Blog: Six issues for increased preparedness

Increased preparedness is currently high on the agenda, which no one can have missed. For people in the industry, the topic is of course always relevant. Jonas Wiklund, head of Advisory at Coromatic, shares his thoughts on some current issues.

So how should you think? Is the current situation in the outside world such that there is reason to increase the general security of mission-critical infrastructure? The sad answer is that “it depends”. That is, it depends on how often you analyze the current situation and work on your security and continuity.

Awareness is the first step

Hopefully, you already have a pretty good understanding of the risks and vulnerabilities that exist at an overall level. Awareness is a good first step, but it should also lead to concrete actions. Dare to prioritize and make sure that the action plan is clear. Always assign responsibility, budget, and deadline to make it happen.

The big picture is important

However, it is easy to get caught up in detailed thinking about certain risks or specific technical solutions, but I urge you to think about the big picture more often. Sometimes it is good to turn the question around and not start from the risk and vulnerability perspective, but rather from your business goals, supporting processes and ultimately the resources that you depend on to succeed.

Six quick tips for increased preparedness

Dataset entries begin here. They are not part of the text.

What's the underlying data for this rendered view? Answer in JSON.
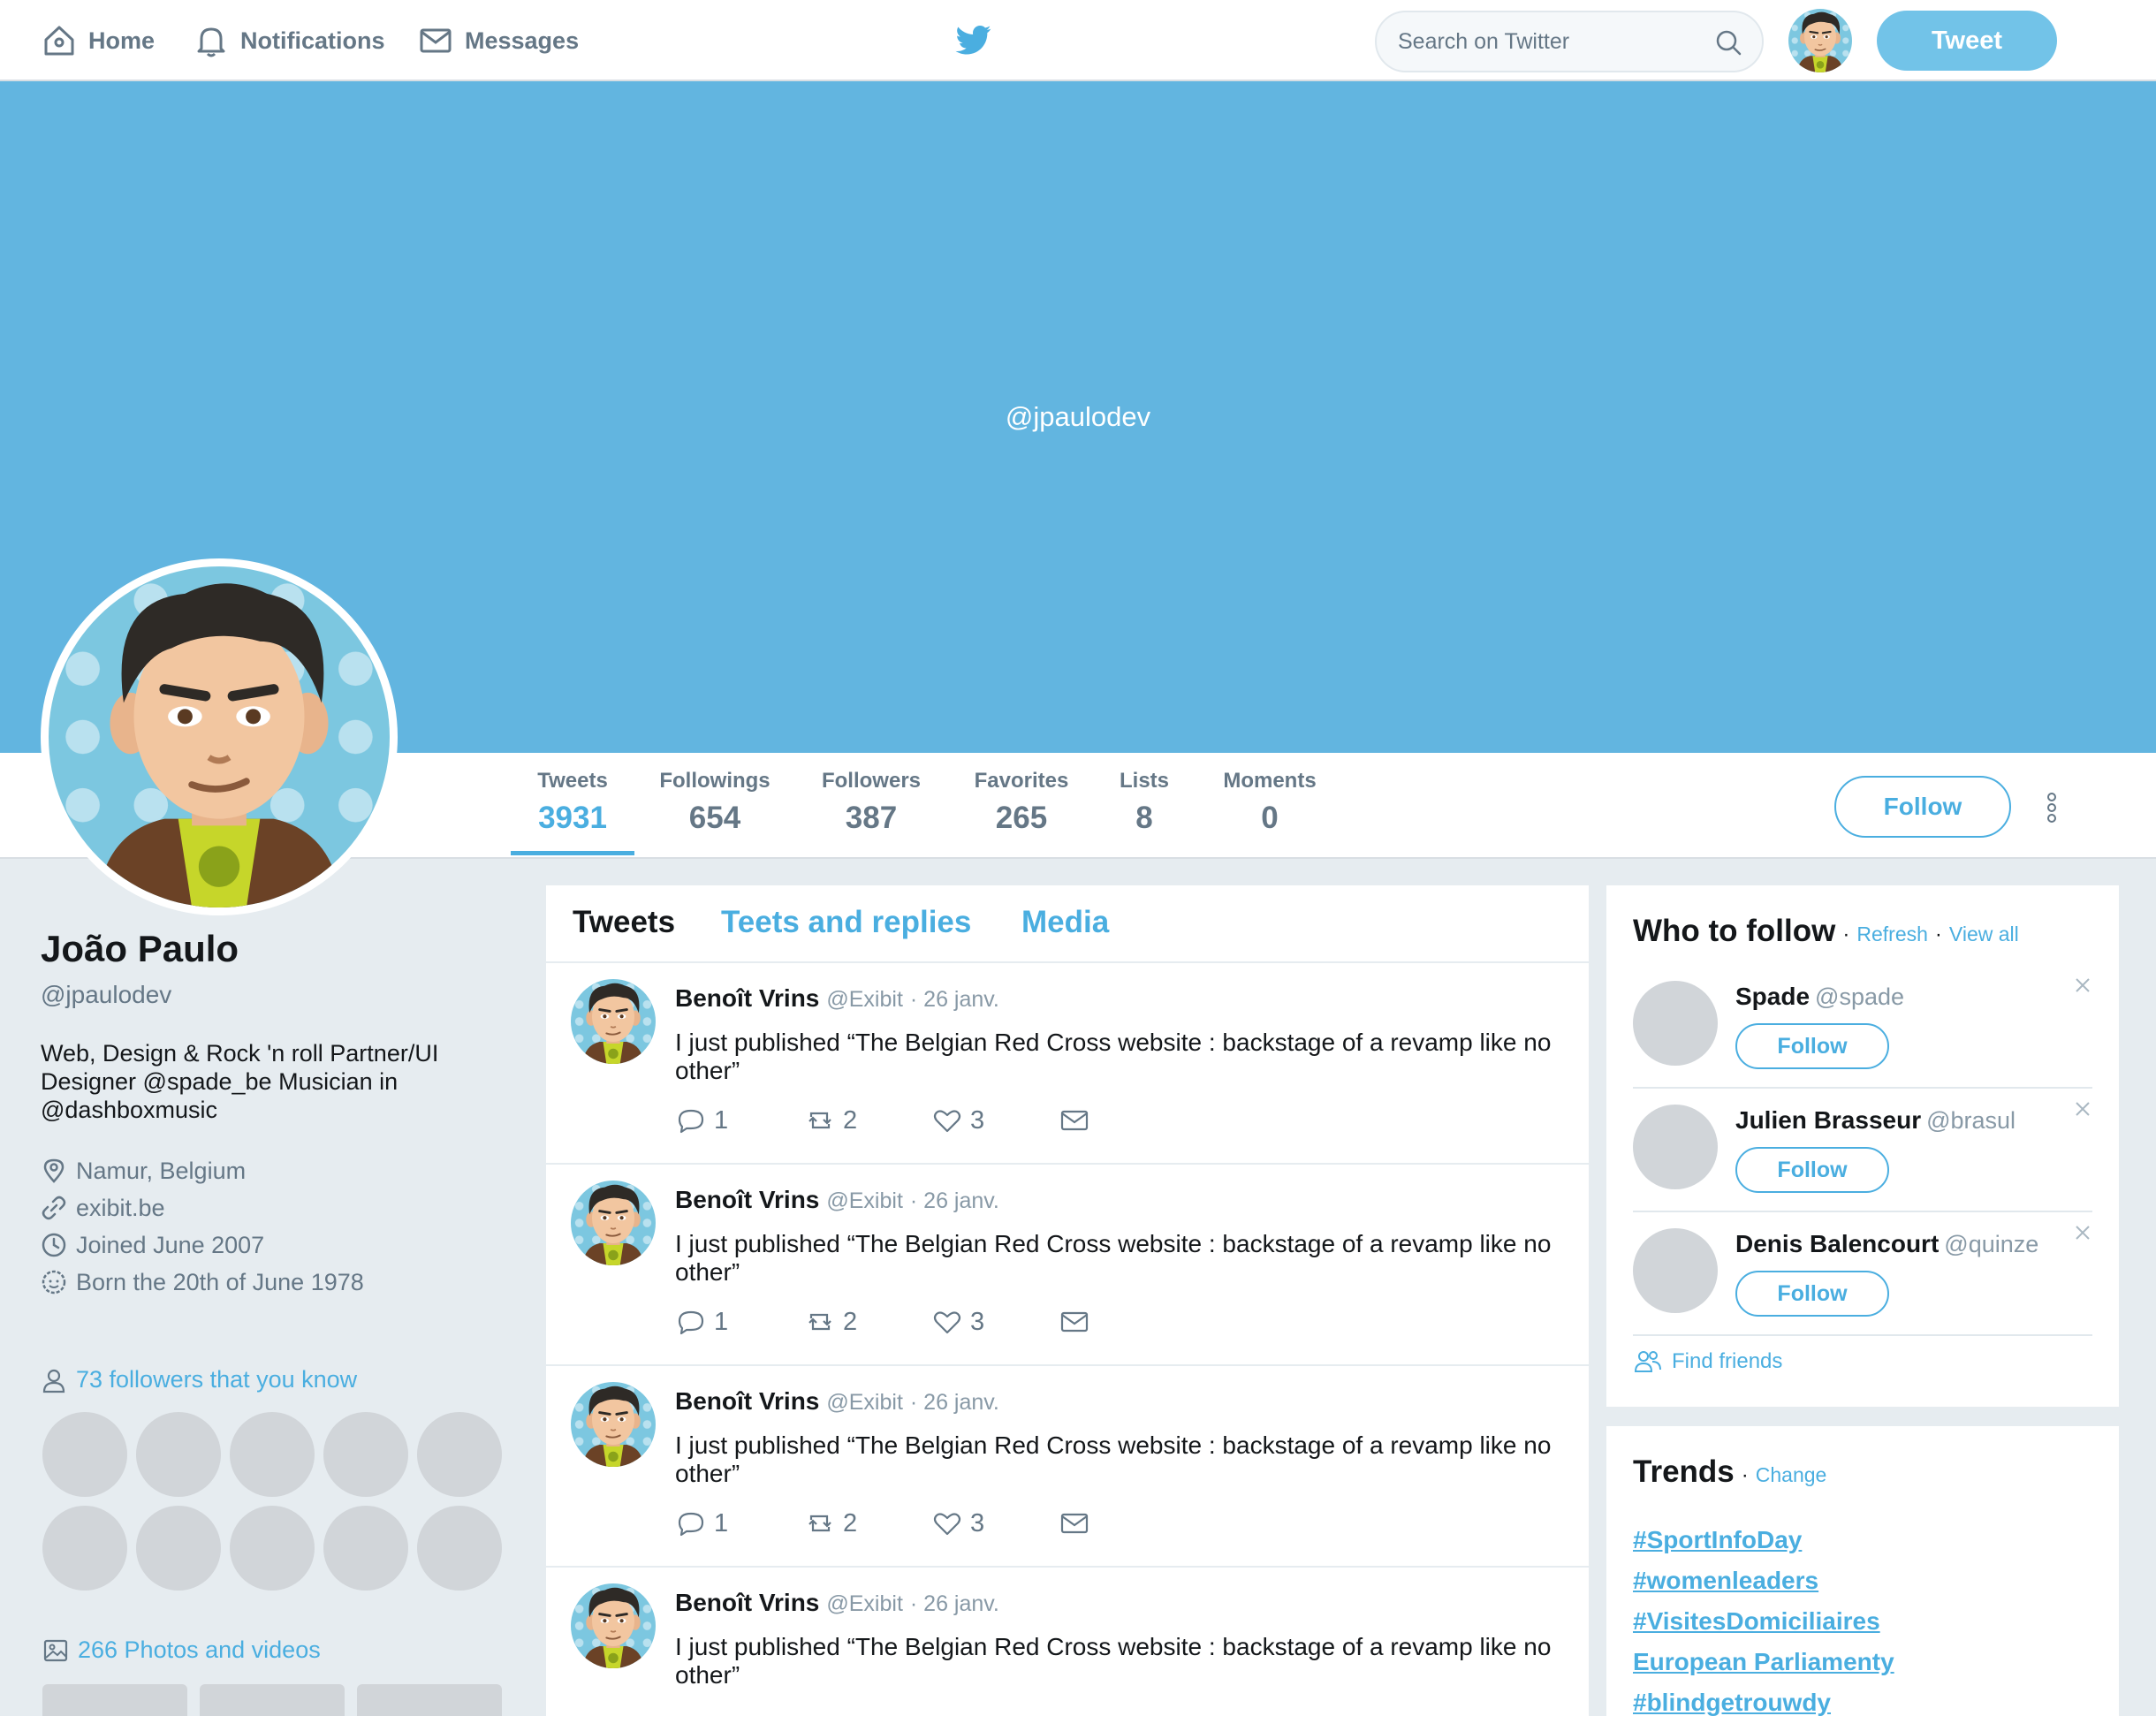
{
  "nav": {
    "home": "Home",
    "notifications": "Notifications",
    "messages": "Messages"
  },
  "search": {
    "placeholder": "Search on Twitter"
  },
  "tweet_button": "Tweet",
  "banner": {
    "handle": "@jpaulodev"
  },
  "stats": [
    {
      "label": "Tweets",
      "value": "3931"
    },
    {
      "label": "Followings",
      "value": "654"
    },
    {
      "label": "Followers",
      "value": "387"
    },
    {
      "label": "Favorites",
      "value": "265"
    },
    {
      "label": "Lists",
      "value": "8"
    },
    {
      "label": "Moments",
      "value": "0"
    }
  ],
  "follow_button": "Follow",
  "profile": {
    "name": "João Paulo",
    "handle": "@jpaulodev",
    "bio": "Web, Design & Rock 'n roll Partner/UI Designer @spade_be Musician in @dashboxmusic",
    "location": "Namur, Belgium",
    "website": "exibit.be",
    "joined": "Joined June 2007",
    "born": "Born the 20th of June 1978",
    "followers_known": "73 followers that you know",
    "photos": "266 Photos and videos"
  },
  "tabs": {
    "tweets": "Tweets",
    "replies": "Teets and replies",
    "media": "Media"
  },
  "tweets": [
    {
      "name": "Benoît Vrins",
      "handle": "@Exibit",
      "date": "· 26 janv.",
      "text": "I just published “The Belgian Red Cross website : backstage of a revamp like no other”",
      "replies": "1",
      "retweets": "2",
      "likes": "3"
    },
    {
      "name": "Benoît Vrins",
      "handle": "@Exibit",
      "date": "· 26 janv.",
      "text": "I just published “The Belgian Red Cross website : backstage of a revamp like no other”",
      "replies": "1",
      "retweets": "2",
      "likes": "3"
    },
    {
      "name": "Benoît Vrins",
      "handle": "@Exibit",
      "date": "· 26 janv.",
      "text": "I just published “The Belgian Red Cross website : backstage of a revamp like no other”",
      "replies": "1",
      "retweets": "2",
      "likes": "3"
    },
    {
      "name": "Benoît Vrins",
      "handle": "@Exibit",
      "date": "· 26 janv.",
      "text": "I just published “The Belgian Red Cross website : backstage of a revamp like no other”"
    }
  ],
  "who_to_follow": {
    "title": "Who to follow",
    "sep": "·",
    "refresh": "Refresh",
    "view_all": "View all",
    "follow_label": "Follow",
    "suggestions": [
      {
        "name": "Spade",
        "handle": "@spade"
      },
      {
        "name": "Julien Brasseur",
        "handle": "@brasul"
      },
      {
        "name": "Denis Balencourt",
        "handle": "@quinze"
      }
    ],
    "find_friends": "Find friends"
  },
  "trends": {
    "title": "Trends",
    "sep": "·",
    "change": "Change",
    "items": [
      "#SportInfoDay",
      "#womenleaders",
      "#VisitesDomiciliaires",
      "European Parliamenty",
      "#blindgetrouwdy"
    ]
  },
  "colors": {
    "accent": "#4aaee0",
    "banner": "#62b5e0",
    "tweet_button": "#72c3e8",
    "background": "#e6ecf0",
    "placeholder_avatar": "#d1d5d9"
  },
  "icons": {
    "home": "home-icon",
    "notifications": "bell-icon",
    "messages": "envelope-icon",
    "logo": "twitter-bird-icon",
    "search": "search-icon",
    "location": "location-pin-icon",
    "website": "link-icon",
    "joined": "clock-icon",
    "born": "birthday-icon",
    "followers": "person-icon",
    "photos": "image-icon",
    "reply": "reply-icon",
    "retweet": "retweet-icon",
    "like": "heart-icon",
    "dm": "envelope-icon",
    "find_friends": "people-icon",
    "more": "vertical-dots-icon"
  }
}
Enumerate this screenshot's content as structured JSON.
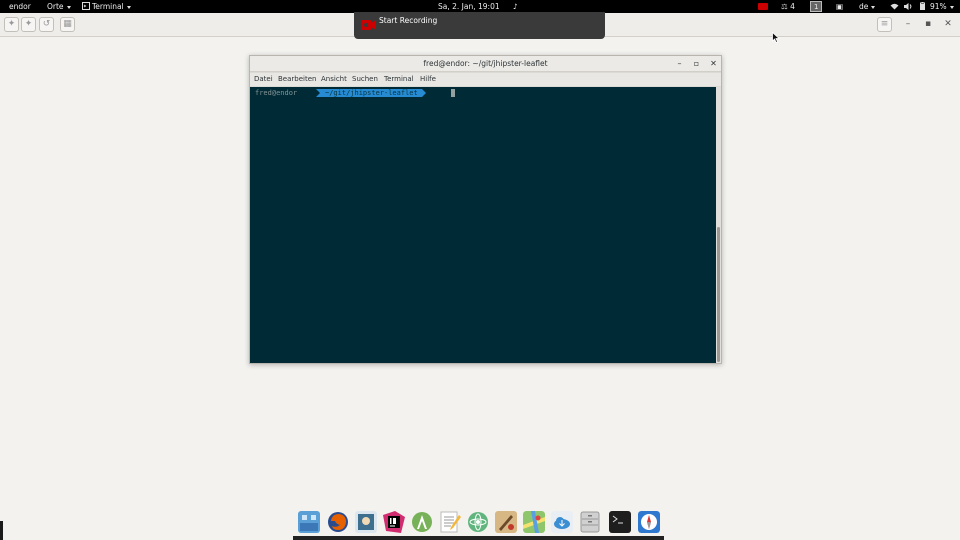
{
  "topbar": {
    "hostname": "endor",
    "places": "Orte",
    "app_menu": "Terminal",
    "datetime": "Sa,  2. Jan, 19:01",
    "workspace_count": "4",
    "workspace_index": "1",
    "keyboard": "de",
    "battery": "91%"
  },
  "notification": {
    "text": "Start Recording"
  },
  "terminal": {
    "title": "fred@endor: ~/git/jhipster-leaflet",
    "menu": [
      "Datei",
      "Bearbeiten",
      "Ansicht",
      "Suchen",
      "Terminal",
      "Hilfe"
    ],
    "prompt_user": "fred@endor",
    "prompt_dir": "~/git/jhipster-leaflet"
  },
  "colors": {
    "terminal_bg": "#002b36",
    "prompt_dir_bg": "#268bd2",
    "prompt_user_fg": "#839496",
    "topbar_bg": "#000000",
    "desktop_bg": "#f3f2ef"
  },
  "dock": {
    "icons": [
      "finder-icon",
      "firefox-icon",
      "image-viewer-icon",
      "intellij-icon",
      "android-studio-icon",
      "text-editor-icon",
      "atom-icon",
      "paint-icon",
      "maps-icon",
      "cloud-download-icon",
      "file-cabinet-icon",
      "terminal-icon",
      "safari-icon"
    ]
  }
}
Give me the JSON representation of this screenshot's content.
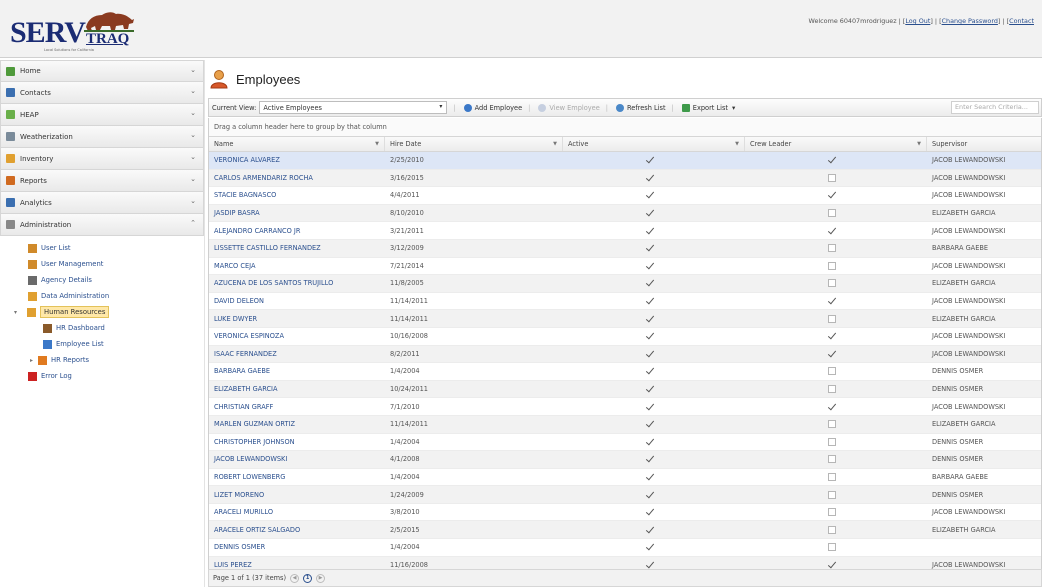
{
  "app": {
    "logo_text": "SERV",
    "logo_sub": "TRAQ",
    "logo_tagline": "Local Solutions for California"
  },
  "header": {
    "welcome": "Welcome 60407mrodriguez",
    "logout": "Log Out",
    "change_password": "Change Password",
    "contact": "Contact"
  },
  "sidebar": {
    "items": [
      {
        "label": "Home",
        "icon": "house-icon",
        "color": "#4f9a3b"
      },
      {
        "label": "Contacts",
        "icon": "contacts-icon",
        "color": "#3b6fb0"
      },
      {
        "label": "HEAP",
        "icon": "heap-icon",
        "color": "#6ab04a"
      },
      {
        "label": "Weatherization",
        "icon": "weather-icon",
        "color": "#7a8b9a"
      },
      {
        "label": "Inventory",
        "icon": "box-icon",
        "color": "#e0a030"
      },
      {
        "label": "Reports",
        "icon": "reports-icon",
        "color": "#d06a20"
      },
      {
        "label": "Analytics",
        "icon": "analytics-icon",
        "color": "#3b6fb0"
      },
      {
        "label": "Administration",
        "icon": "admin-icon",
        "color": "#888888"
      }
    ],
    "admin_children": [
      {
        "label": "User List"
      },
      {
        "label": "User Management"
      },
      {
        "label": "Agency Details"
      },
      {
        "label": "Data Administration"
      },
      {
        "label": "Human Resources"
      },
      {
        "label": "HR Dashboard"
      },
      {
        "label": "Employee List"
      },
      {
        "label": "HR Reports"
      },
      {
        "label": "Error Log"
      }
    ]
  },
  "main": {
    "title": "Employees",
    "toolbar": {
      "current_view_label": "Current View:",
      "current_view_value": "Active Employees",
      "add_employee": "Add Employee",
      "view_employee": "View Employee",
      "refresh_list": "Refresh List",
      "export_list": "Export List",
      "search_placeholder": "Enter Search Criteria..."
    },
    "group_hint": "Drag a column header here to group by that column",
    "columns": [
      "Name",
      "Hire Date",
      "Active",
      "Crew Leader",
      "Supervisor"
    ],
    "rows": [
      {
        "name": "VERONICA ALVAREZ",
        "hire": "2/25/2010",
        "active": true,
        "crew": true,
        "sup": "JACOB LEWANDOWSKI"
      },
      {
        "name": "CARLOS ARMENDARIZ ROCHA",
        "hire": "3/16/2015",
        "active": true,
        "crew": false,
        "sup": "JACOB LEWANDOWSKI"
      },
      {
        "name": "STACIE BAGNASCO",
        "hire": "4/4/2011",
        "active": true,
        "crew": true,
        "sup": "JACOB LEWANDOWSKI"
      },
      {
        "name": "JASDIP BASRA",
        "hire": "8/10/2010",
        "active": true,
        "crew": false,
        "sup": "ELIZABETH GARCIA"
      },
      {
        "name": "ALEJANDRO CARRANCO JR",
        "hire": "3/21/2011",
        "active": true,
        "crew": true,
        "sup": "JACOB LEWANDOWSKI"
      },
      {
        "name": "LISSETTE CASTILLO FERNANDEZ",
        "hire": "3/12/2009",
        "active": true,
        "crew": false,
        "sup": "BARBARA GAEBE"
      },
      {
        "name": "MARCO CEJA",
        "hire": "7/21/2014",
        "active": true,
        "crew": false,
        "sup": "JACOB LEWANDOWSKI"
      },
      {
        "name": "AZUCENA DE LOS SANTOS TRUJILLO",
        "hire": "11/8/2005",
        "active": true,
        "crew": false,
        "sup": "ELIZABETH GARCIA"
      },
      {
        "name": "DAVID DELEON",
        "hire": "11/14/2011",
        "active": true,
        "crew": true,
        "sup": "JACOB LEWANDOWSKI"
      },
      {
        "name": "LUKE DWYER",
        "hire": "11/14/2011",
        "active": true,
        "crew": false,
        "sup": "ELIZABETH GARCIA"
      },
      {
        "name": "VERONICA ESPINOZA",
        "hire": "10/16/2008",
        "active": true,
        "crew": true,
        "sup": "JACOB LEWANDOWSKI"
      },
      {
        "name": "ISAAC FERNANDEZ",
        "hire": "8/2/2011",
        "active": true,
        "crew": true,
        "sup": "JACOB LEWANDOWSKI"
      },
      {
        "name": "BARBARA GAEBE",
        "hire": "1/4/2004",
        "active": true,
        "crew": false,
        "sup": "DENNIS OSMER"
      },
      {
        "name": "ELIZABETH GARCIA",
        "hire": "10/24/2011",
        "active": true,
        "crew": false,
        "sup": "DENNIS OSMER"
      },
      {
        "name": "CHRISTIAN GRAFF",
        "hire": "7/1/2010",
        "active": true,
        "crew": true,
        "sup": "JACOB LEWANDOWSKI"
      },
      {
        "name": "MARLEN GUZMAN ORTIZ",
        "hire": "11/14/2011",
        "active": true,
        "crew": false,
        "sup": "ELIZABETH GARCIA"
      },
      {
        "name": "CHRISTOPHER JOHNSON",
        "hire": "1/4/2004",
        "active": true,
        "crew": false,
        "sup": "DENNIS OSMER"
      },
      {
        "name": "JACOB LEWANDOWSKI",
        "hire": "4/1/2008",
        "active": true,
        "crew": false,
        "sup": "DENNIS OSMER"
      },
      {
        "name": "ROBERT LOWENBERG",
        "hire": "1/4/2004",
        "active": true,
        "crew": false,
        "sup": "BARBARA GAEBE"
      },
      {
        "name": "LIZET MORENO",
        "hire": "1/24/2009",
        "active": true,
        "crew": false,
        "sup": "DENNIS OSMER"
      },
      {
        "name": "ARACELI MURILLO",
        "hire": "3/8/2010",
        "active": true,
        "crew": false,
        "sup": "JACOB LEWANDOWSKI"
      },
      {
        "name": "ARACELE ORTIZ SALGADO",
        "hire": "2/5/2015",
        "active": true,
        "crew": false,
        "sup": "ELIZABETH GARCIA"
      },
      {
        "name": "DENNIS OSMER",
        "hire": "1/4/2004",
        "active": true,
        "crew": false,
        "sup": ""
      },
      {
        "name": "LUIS PEREZ",
        "hire": "11/16/2008",
        "active": true,
        "crew": true,
        "sup": "JACOB LEWANDOWSKI"
      }
    ],
    "pager": {
      "text": "Page 1 of 1 (37 items)",
      "current_page": "1"
    }
  }
}
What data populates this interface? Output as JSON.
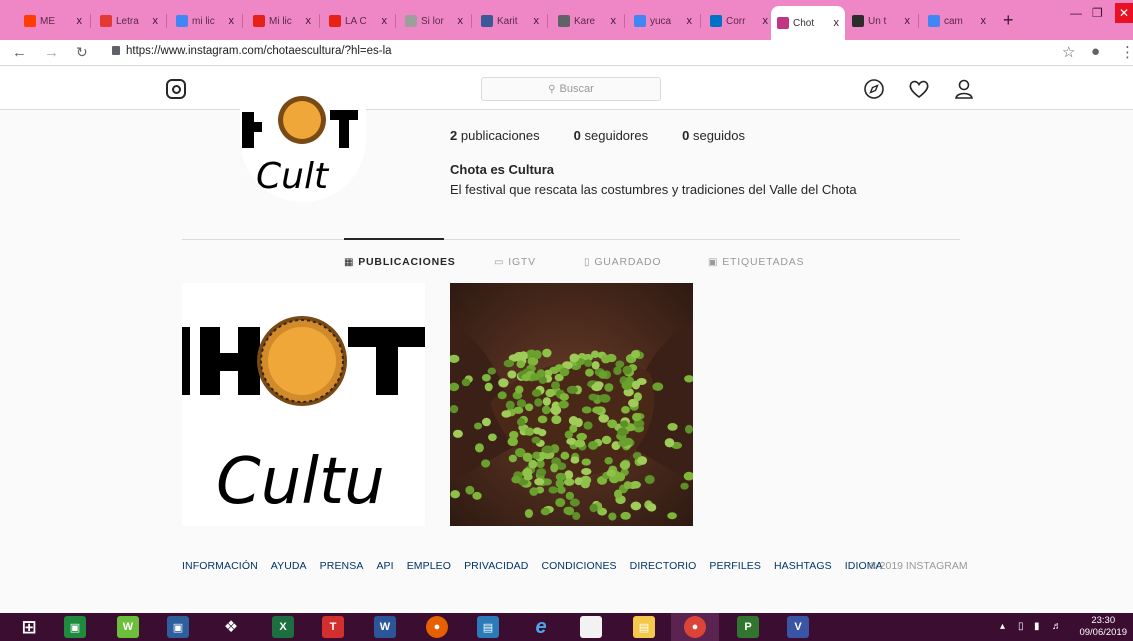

The above is always good to keep in mind, but right now there is of course a lot that does not feel or work as usual for many businesses. Not least, there are reports of increased risk of sabotage and other attempts to affect Sweden and businesses here. Therefore, I am sending you some general questions to help you think more holistically:

  1. How long can operations survive if the most critical infrastructure is down and what are the consequences? Get a consequential thinking in the organization.
  2. What resources do we depend on, and how do we ensure continuity? Make sure to create an awareness of critical resources and what alternatives are available.
  3. Do we have a good overview of where vulnerabilities exist in our critical infrastructure, e.g. power, cooling, communication? Consider not only the design and construction, but also the condition of the equipment.
  4. Are we properly dimensioned? Do we have excess capacity if needed? Which functions depend on backup power and how long can it run?
  5. Is the perimeter protection around our key resources sufficient and is access restricted? Inventory access cards and keys while you are at it.
  6. Do we have a good security culture? This includes many things, but perhaps most simply, are we alert to anomalous events? Are there people who have started to move around outside the premises who are not usually there or have a behavior that feels suspicious? Make sure to establish a routine in the organization to report all deviations to the security department. Better one time too many than too few.


Finally, not everything is equally important, so dare to make considerations and priorities in preventive security and continuity work. Feel free to get help from outside experts to make the priorities!

Of course, we would all like the world around us to be more peaceful and secure right now, but we still need to deal with reality as it is. That is why it is really the right time to take stock and act, and probably now easier than ever to get the rest of the organization involved in the planning.

Remember not to see security work as a one-off. It is a continuous effort to maintain the desired level of security.


Jonas Wiklund, Coromatic


/Jonas Wiklund
Head of Advisory at Coromatic